[Entries from a dataset of interfaces]
↓↓↓

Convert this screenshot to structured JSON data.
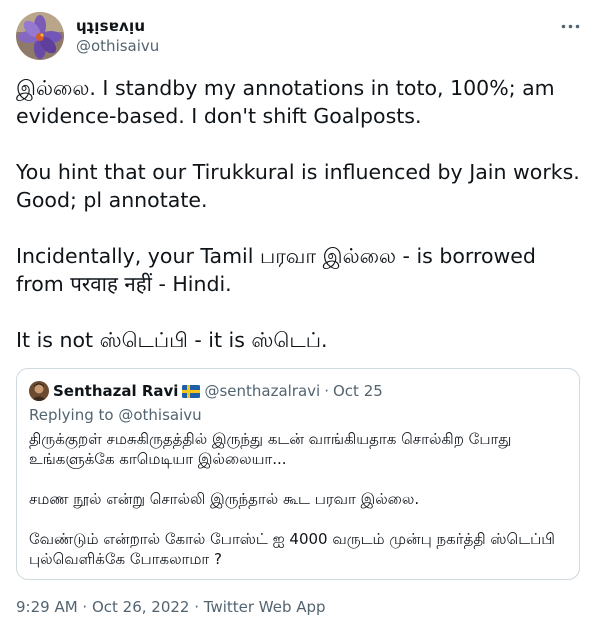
{
  "author": {
    "display_name": "ɥʇᴉsɐʌᴉu",
    "handle": "@othisaivu"
  },
  "tweet": {
    "paragraphs": [
      "இல்லை. I standby my annotations in toto, 100%; am evidence-based. I don't shift Goalposts.",
      "You hint that our Tirukkural is influenced by Jain works. Good; pl annotate.",
      "Incidentally, your Tamil பரவா இல்லை - is borrowed from परवाह नहीं - Hindi.",
      "It is not ஸ்டெப்பி - it is ஸ்டெப்."
    ]
  },
  "quoted": {
    "display_name": "Senthazal Ravi",
    "handle": "@senthazalravi",
    "separator": "·",
    "time": "Oct 25",
    "replying_prefix": "Replying to",
    "replying_to": "@othisaivu",
    "paragraphs": [
      "திருக்குறள் சமசுகிருதத்தில் இருந்து கடன் வாங்கியதாக சொல்கிற போது உங்களுக்கே காமெடியா இல்லையா...",
      "சமண நூல் என்று சொல்லி இருந்தால் கூட பரவா இல்லை.",
      "வேண்டும் என்றால் கோல் போஸ்ட் ஐ 4000 வருடம் முன்பு நகர்த்தி ஸ்டெப்பி புல்வெளிக்கே போகலாமா ?"
    ]
  },
  "meta": {
    "line": "9:29 AM · Oct 26, 2022 · Twitter Web App"
  },
  "icons": {
    "more": "more-horizontal-icon",
    "flag": "sweden-flag-icon"
  },
  "colors": {
    "text_primary": "#0f1419",
    "text_secondary": "#536471",
    "border": "#cfd9de",
    "avatar_purple": "#7b5bb7"
  }
}
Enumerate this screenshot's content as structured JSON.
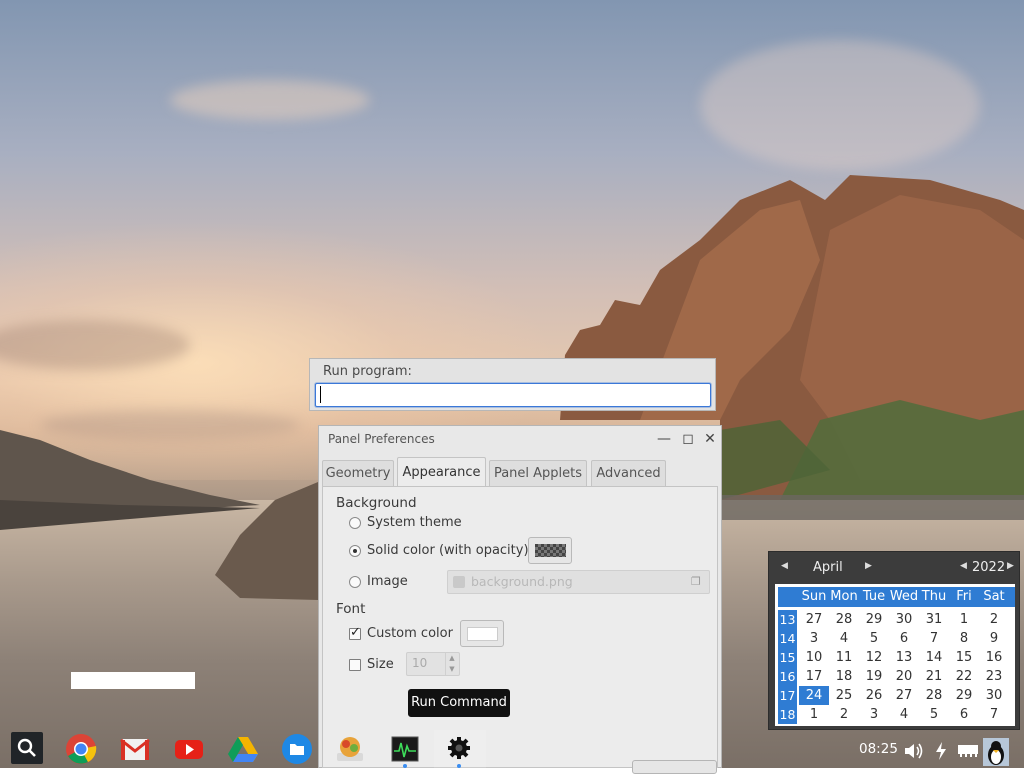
{
  "run_dialog": {
    "label": "Run program:",
    "value": ""
  },
  "prefs": {
    "title": "Panel Preferences",
    "tabs": [
      "Geometry",
      "Appearance",
      "Panel Applets",
      "Advanced"
    ],
    "active_tab": "Appearance",
    "background": {
      "heading": "Background",
      "options": [
        "System theme",
        "Solid color (with opacity)",
        "Image"
      ],
      "selected": "Solid color (with opacity)",
      "image_file": "background.png"
    },
    "font": {
      "heading": "Font",
      "custom_color_label": "Custom color",
      "custom_color_checked": true,
      "size_label": "Size",
      "size_checked": false,
      "size_value": "10"
    }
  },
  "tooltip": "Run Command",
  "calendar": {
    "month": "April",
    "year": "2022",
    "days_of_week": [
      "Sun",
      "Mon",
      "Tue",
      "Wed",
      "Thu",
      "Fri",
      "Sat"
    ],
    "weeks": [
      {
        "num": "13",
        "days": [
          "27",
          "28",
          "29",
          "30",
          "31",
          "1",
          "2"
        ]
      },
      {
        "num": "14",
        "days": [
          "3",
          "4",
          "5",
          "6",
          "7",
          "8",
          "9"
        ]
      },
      {
        "num": "15",
        "days": [
          "10",
          "11",
          "12",
          "13",
          "14",
          "15",
          "16"
        ]
      },
      {
        "num": "16",
        "days": [
          "17",
          "18",
          "19",
          "20",
          "21",
          "22",
          "23"
        ]
      },
      {
        "num": "17",
        "days": [
          "24",
          "25",
          "26",
          "27",
          "28",
          "29",
          "30"
        ]
      },
      {
        "num": "18",
        "days": [
          "1",
          "2",
          "3",
          "4",
          "5",
          "6",
          "7"
        ]
      }
    ],
    "today": "24"
  },
  "shelf": {
    "apps": [
      "search-icon",
      "chrome-icon",
      "gmail-icon",
      "youtube-icon",
      "drive-icon",
      "files-icon",
      "package-manager-icon",
      "system-monitor-icon",
      "settings-icon"
    ],
    "time": "08:25"
  },
  "colors": {
    "accent": "#2f7cd3",
    "calendar_bg": "#3c3c3c"
  }
}
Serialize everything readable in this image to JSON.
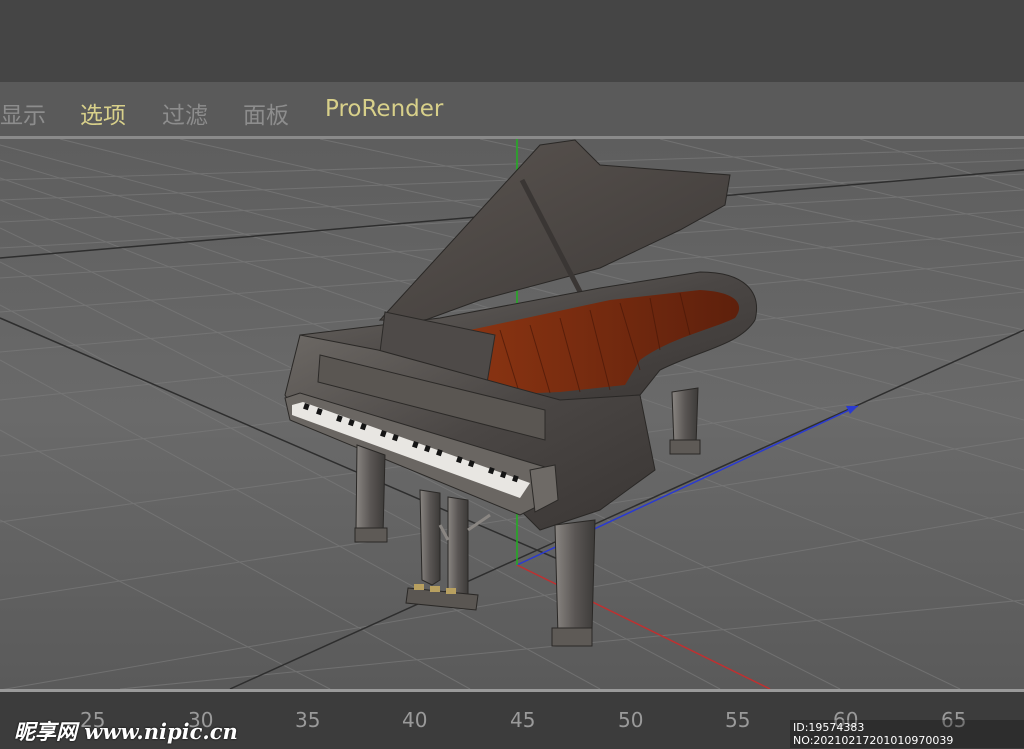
{
  "menu": {
    "items": [
      {
        "label": "显示"
      },
      {
        "label": "选项"
      },
      {
        "label": "过滤"
      },
      {
        "label": "面板"
      },
      {
        "label": "ProRender"
      }
    ]
  },
  "timeline": {
    "ticks": [
      "25",
      "30",
      "35",
      "40",
      "45",
      "50",
      "55",
      "60",
      "65"
    ]
  },
  "watermark": {
    "site": "昵享网 www.nipic.cn",
    "id_text": "ID:19574383 NO:20210217201010970039"
  },
  "colors": {
    "active_menu": "#d8d08a",
    "inactive_menu": "#8d8d8d",
    "axis_x": "#c03030",
    "axis_y": "#20b020",
    "axis_z": "#2a3ad0",
    "piano_body": "#4a4846",
    "piano_interior": "#7a2a10"
  }
}
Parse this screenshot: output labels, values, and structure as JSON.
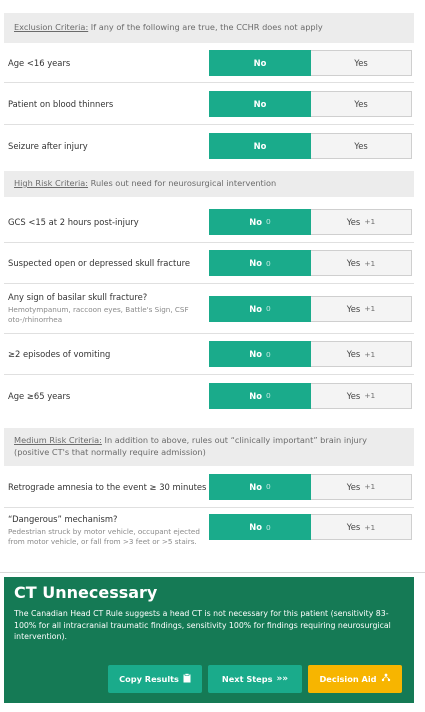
{
  "sections": {
    "exclusion": {
      "title": "Exclusion Criteria:",
      "desc": " If any of the following are true, the CCHR does not apply",
      "rows": [
        {
          "label": "Age <16 years",
          "no": "No",
          "yes": "Yes"
        },
        {
          "label": "Patient on blood thinners",
          "no": "No",
          "yes": "Yes"
        },
        {
          "label": "Seizure after injury",
          "no": "No",
          "yes": "Yes"
        }
      ]
    },
    "high": {
      "title": "High Risk Criteria:",
      "desc": " Rules out need for neurosurgical intervention",
      "rows": [
        {
          "label": "GCS <15 at 2 hours post-injury",
          "no": "No",
          "no_pts": "0",
          "yes": "Yes",
          "yes_pts": "+1"
        },
        {
          "label": "Suspected open or depressed skull fracture",
          "no": "No",
          "no_pts": "0",
          "yes": "Yes",
          "yes_pts": "+1"
        },
        {
          "label": "Any sign of basilar skull fracture?",
          "sub": "Hemotympanum, raccoon eyes, Battle's Sign, CSF oto-/rhinorrhea",
          "no": "No",
          "no_pts": "0",
          "yes": "Yes",
          "yes_pts": "+1"
        },
        {
          "label": "≥2 episodes of vomiting",
          "no": "No",
          "no_pts": "0",
          "yes": "Yes",
          "yes_pts": "+1"
        },
        {
          "label": "Age ≥65 years",
          "no": "No",
          "no_pts": "0",
          "yes": "Yes",
          "yes_pts": "+1"
        }
      ]
    },
    "medium": {
      "title": "Medium Risk Criteria:",
      "desc": " In addition to above, rules out “clinically important” brain injury (positive CT's that normally require admission)",
      "rows": [
        {
          "label": "Retrograde amnesia to the event ≥ 30 minutes",
          "no": "No",
          "no_pts": "0",
          "yes": "Yes",
          "yes_pts": "+1"
        },
        {
          "label": "“Dangerous” mechanism?",
          "sub": "Pedestrian struck by motor vehicle, occupant ejected from motor vehicle, or fall from >3 feet or >5 stairs.",
          "no": "No",
          "no_pts": "0",
          "yes": "Yes",
          "yes_pts": "+1"
        }
      ]
    }
  },
  "result": {
    "title": "CT Unnecessary",
    "text": "The Canadian Head CT Rule suggests a head CT is not necessary for this patient (sensitivity 83-100% for all intracranial traumatic findings, sensitivity 100% for findings requiring neurosurgical intervention).",
    "buttons": {
      "copy": "Copy Results",
      "next": "Next Steps",
      "aid": "Decision Aid"
    }
  },
  "colors": {
    "selected": "#1aab8b",
    "result_bg": "#157a55",
    "decision_aid": "#f7b500"
  }
}
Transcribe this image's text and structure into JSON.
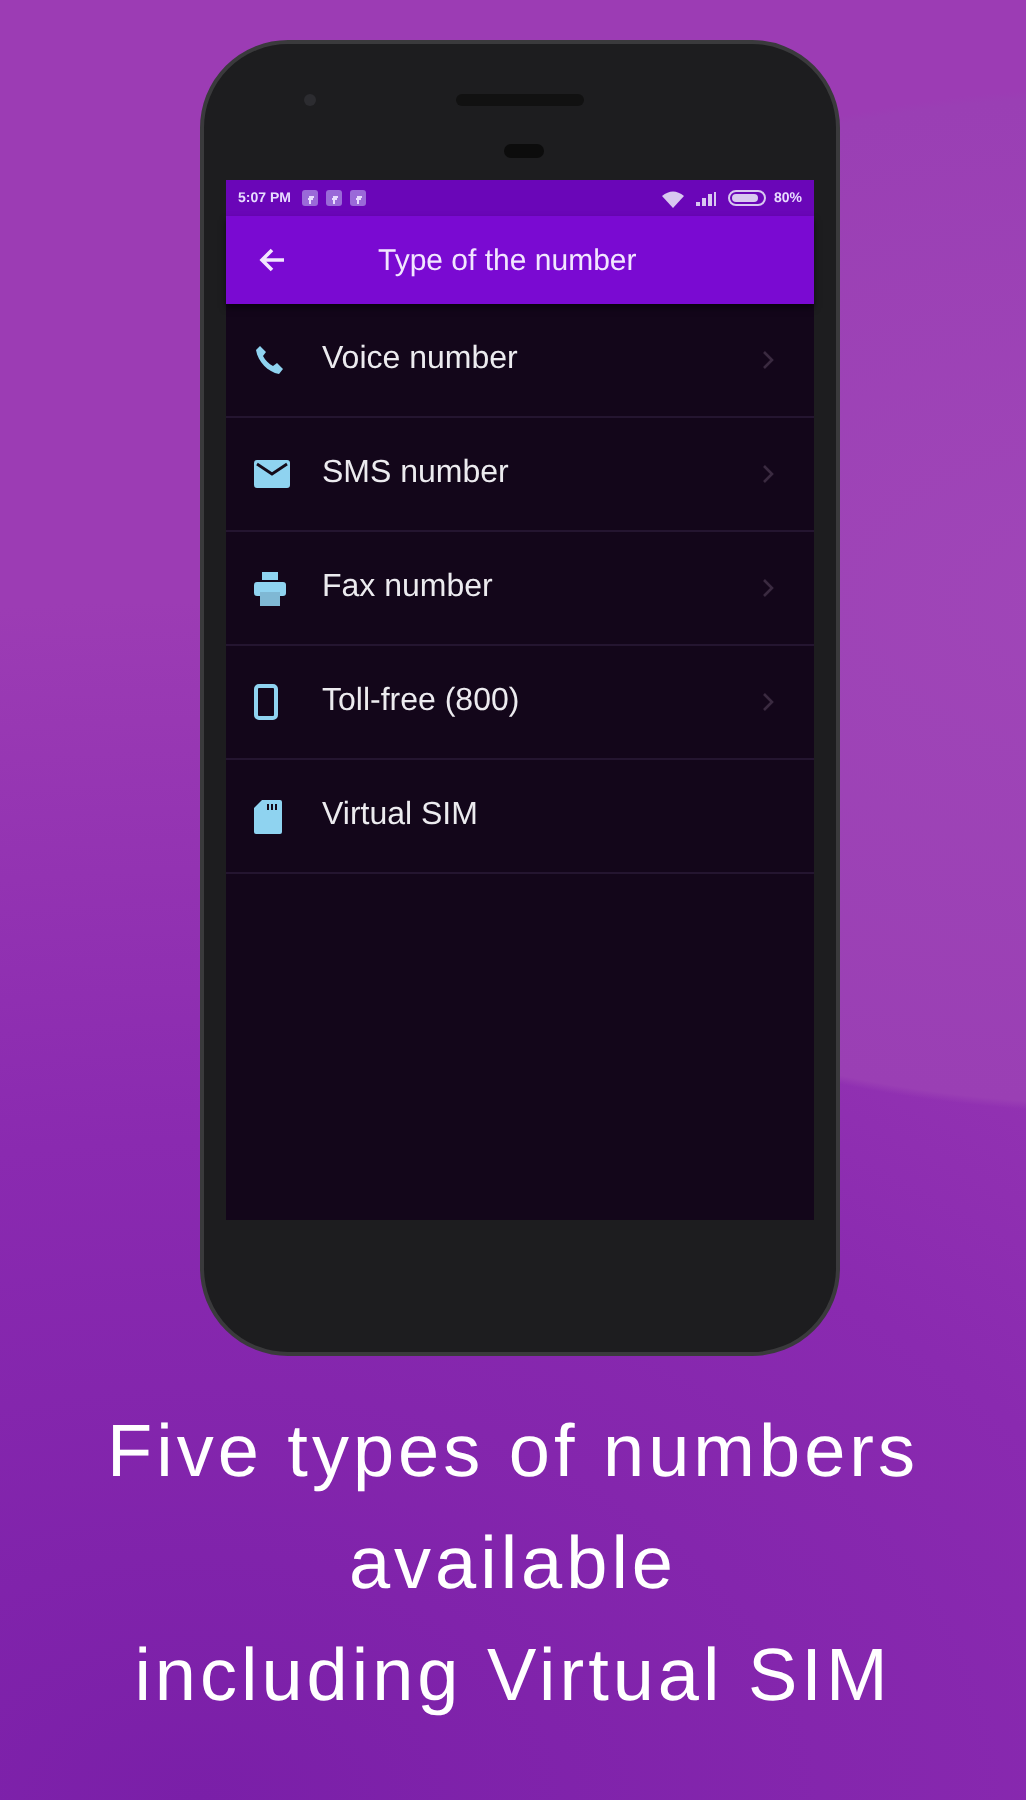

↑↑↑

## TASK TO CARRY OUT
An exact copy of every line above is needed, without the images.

## WRITTEN SOLUTION
Convert this screenshot to structured JSON data.
{
  "author": {
    "display_name": "ɥʇᴉsɐʌᴉu",
    "handle": "@othisaivu"
  },
  "tweet": {
    "paragraphs": [
      "இல்லை. I standby my annotations in toto, 100%; am evidence-based. I don't shift Goalposts.",
      "You hint that our Tirukkural is influenced by Jain works. Good; pl annotate.",
      "Incidentally, your Tamil பரவா இல்லை - is borrowed from परवाह नहीं - Hindi.",
      "It is not ஸ்டெப்பி - it is ஸ்டெப்."
    ]
  },
  "quoted": {
    "display_name": "Senthazal Ravi",
    "handle": "@senthazalravi",
    "separator": "·",
    "time": "Oct 25",
    "replying_prefix": "Replying to",
    "replying_to": "@othisaivu",
    "paragraphs": [
      "திருக்குறள் சமசுகிருதத்தில் இருந்து கடன் வாங்கியதாக சொல்கிற போது உங்களுக்கே காமெடியா இல்லையா...",
      "சமண நூல் என்று சொல்லி இருந்தால் கூட பரவா இல்லை.",
      "வேண்டும் என்றால் கோல் போஸ்ட் ஐ 4000 வருடம் முன்பு நகர்த்தி ஸ்டெப்பி புல்வெளிக்கே போகலாமா ?"
    ]
  },
  "meta": {
    "line": "9:29 AM · Oct 26, 2022 · Twitter Web App"
  },
  "icons": {
    "more": "more-horizontal-icon",
    "flag": "sweden-flag-icon"
  },
  "colors": {
    "text_primary": "#0f1419",
    "text_secondary": "#536471",
    "border": "#cfd9de",
    "avatar_purple": "#7b5bb7"
  }
}
Enumerate this screenshot's content as structured JSON.
{
  "run_dialog": {
    "label": "Run program:",
    "value": ""
  },
  "prefs": {
    "title": "Panel Preferences",
    "tabs": [
      "Geometry",
      "Appearance",
      "Panel Applets",
      "Advanced"
    ],
    "active_tab": "Appearance",
    "background": {
      "heading": "Background",
      "options": [
        "System theme",
        "Solid color (with opacity)",
        "Image"
      ],
      "selected": "Solid color (with opacity)",
      "image_file": "background.png"
    },
    "font": {
      "heading": "Font",
      "custom_color_label": "Custom color",
      "custom_color_checked": true,
      "size_label": "Size",
      "size_checked": false,
      "size_value": "10"
    }
  },
  "tooltip": "Run Command",
  "calendar": {
    "month": "April",
    "year": "2022",
    "days_of_week": [
      "Sun",
      "Mon",
      "Tue",
      "Wed",
      "Thu",
      "Fri",
      "Sat"
    ],
    "weeks": [
      {
        "num": "13",
        "days": [
          "27",
          "28",
          "29",
          "30",
          "31",
          "1",
          "2"
        ]
      },
      {
        "num": "14",
        "days": [
          "3",
          "4",
          "5",
          "6",
          "7",
          "8",
          "9"
        ]
      },
      {
        "num": "15",
        "days": [
          "10",
          "11",
          "12",
          "13",
          "14",
          "15",
          "16"
        ]
      },
      {
        "num": "16",
        "days": [
          "17",
          "18",
          "19",
          "20",
          "21",
          "22",
          "23"
        ]
      },
      {
        "num": "17",
        "days": [
          "24",
          "25",
          "26",
          "27",
          "28",
          "29",
          "30"
        ]
      },
      {
        "num": "18",
        "days": [
          "1",
          "2",
          "3",
          "4",
          "5",
          "6",
          "7"
        ]
      }
    ],
    "today": "24"
  },
  "shelf": {
    "apps": [
      "search-icon",
      "chrome-icon",
      "gmail-icon",
      "youtube-icon",
      "drive-icon",
      "files-icon",
      "package-manager-icon",
      "system-monitor-icon",
      "settings-icon"
    ],
    "time": "08:25"
  },
  "colors": {
    "accent": "#2f7cd3",
    "calendar_bg": "#3c3c3c"
  }
}
Serialize everything readable in this image to JSON.
{
  "menu": {
    "items": [
      {
        "label": "显示"
      },
      {
        "label": "选项"
      },
      {
        "label": "过滤"
      },
      {
        "label": "面板"
      },
      {
        "label": "ProRender"
      }
    ]
  },
  "timeline": {
    "ticks": [
      "25",
      "30",
      "35",
      "40",
      "45",
      "50",
      "55",
      "60",
      "65"
    ]
  },
  "watermark": {
    "site": "昵享网 www.nipic.cn",
    "id_text": "ID:19574383 NO:20210217201010970039"
  },
  "colors": {
    "active_menu": "#d8d08a",
    "inactive_menu": "#8d8d8d",
    "axis_x": "#c03030",
    "axis_y": "#20b020",
    "axis_z": "#2a3ad0",
    "piano_body": "#4a4846",
    "piano_interior": "#7a2a10"
  }
}
Parse this screenshot: output labels, values, and structure as JSON.
{
  "sections": {
    "exclusion": {
      "title": "Exclusion Criteria:",
      "desc": " If any of the following are true, the CCHR does not apply",
      "rows": [
        {
          "label": "Age <16 years",
          "no": "No",
          "yes": "Yes"
        },
        {
          "label": "Patient on blood thinners",
          "no": "No",
          "yes": "Yes"
        },
        {
          "label": "Seizure after injury",
          "no": "No",
          "yes": "Yes"
        }
      ]
    },
    "high": {
      "title": "High Risk Criteria:",
      "desc": " Rules out need for neurosurgical intervention",
      "rows": [
        {
          "label": "GCS <15 at 2 hours post-injury",
          "no": "No",
          "no_pts": "0",
          "yes": "Yes",
          "yes_pts": "+1"
        },
        {
          "label": "Suspected open or depressed skull fracture",
          "no": "No",
          "no_pts": "0",
          "yes": "Yes",
          "yes_pts": "+1"
        },
        {
          "label": "Any sign of basilar skull fracture?",
          "sub": "Hemotympanum, raccoon eyes, Battle's Sign, CSF oto-/rhinorrhea",
          "no": "No",
          "no_pts": "0",
          "yes": "Yes",
          "yes_pts": "+1"
        },
        {
          "label": "≥2 episodes of vomiting",
          "no": "No",
          "no_pts": "0",
          "yes": "Yes",
          "yes_pts": "+1"
        },
        {
          "label": "Age ≥65 years",
          "no": "No",
          "no_pts": "0",
          "yes": "Yes",
          "yes_pts": "+1"
        }
      ]
    },
    "medium": {
      "title": "Medium Risk Criteria:",
      "desc": " In addition to above, rules out “clinically important” brain injury (positive CT's that normally require admission)",
      "rows": [
        {
          "label": "Retrograde amnesia to the event ≥ 30 minutes",
          "no": "No",
          "no_pts": "0",
          "yes": "Yes",
          "yes_pts": "+1"
        },
        {
          "label": "“Dangerous” mechanism?",
          "sub": "Pedestrian struck by motor vehicle, occupant ejected from motor vehicle, or fall from >3 feet or >5 stairs.",
          "no": "No",
          "no_pts": "0",
          "yes": "Yes",
          "yes_pts": "+1"
        }
      ]
    }
  },
  "result": {
    "title": "CT Unnecessary",
    "text": "The Canadian Head CT Rule suggests a head CT is not necessary for this patient (sensitivity 83-100% for all intracranial traumatic findings, sensitivity 100% for findings requiring neurosurgical intervention).",
    "buttons": {
      "copy": "Copy Results",
      "next": "Next Steps",
      "aid": "Decision Aid"
    }
  },
  "colors": {
    "selected": "#1aab8b",
    "result_bg": "#157a55",
    "decision_aid": "#f7b500"
  }
}
Transcribe this image's text and structure into JSON.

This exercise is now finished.